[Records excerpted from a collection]
###

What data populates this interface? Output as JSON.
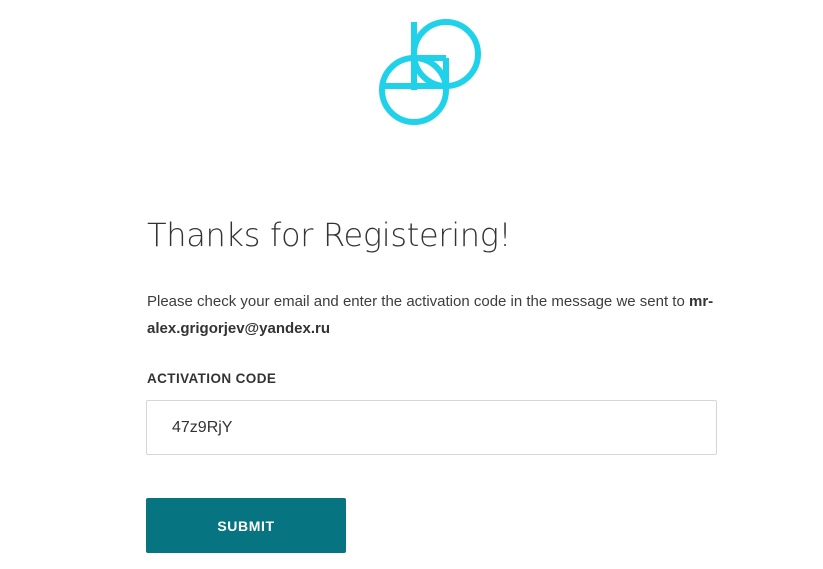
{
  "logo": {
    "icon": "gemini-logo-icon",
    "color": "#1fd2ea"
  },
  "heading": "Thanks for Registering!",
  "message": {
    "text_before": "Please check your email and enter the activation code in the message we sent to ",
    "email": "mr-alex.grigorjev@yandex.ru"
  },
  "activation": {
    "label": "ACTIVATION CODE",
    "value": "47z9RjY"
  },
  "submit_button": {
    "label": "SUBMIT",
    "color": "#077482"
  }
}
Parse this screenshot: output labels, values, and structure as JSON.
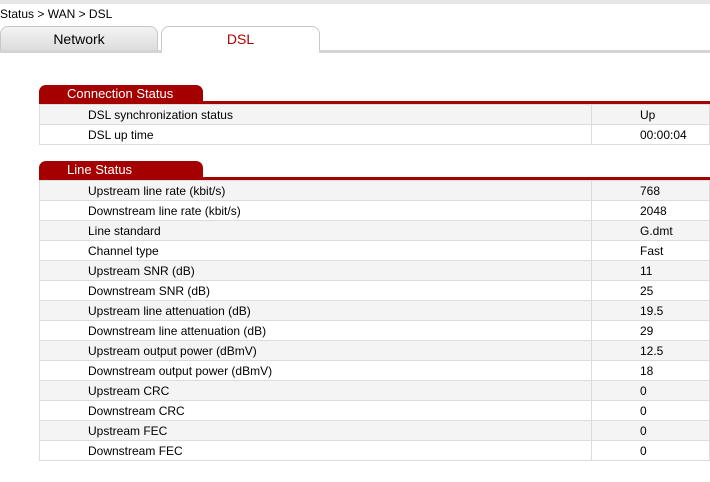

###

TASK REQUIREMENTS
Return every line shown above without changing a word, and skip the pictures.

SOLUTION TO THIS TASK
What data populates this interface? Output as JSON.
{
  "logo": {
    "icon": "gemini-logo-icon",
    "color": "#1fd2ea"
  },
  "heading": "Thanks for Registering!",
  "message": {
    "text_before": "Please check your email and enter the activation code in the message we sent to ",
    "email": "mr-alex.grigorjev@yandex.ru"
  },
  "activation": {
    "label": "ACTIVATION CODE",
    "value": "47z9RjY"
  },
  "submit_button": {
    "label": "SUBMIT",
    "color": "#077482"
  }
}
Parse this screenshot: output labels, values, and structure as JSON.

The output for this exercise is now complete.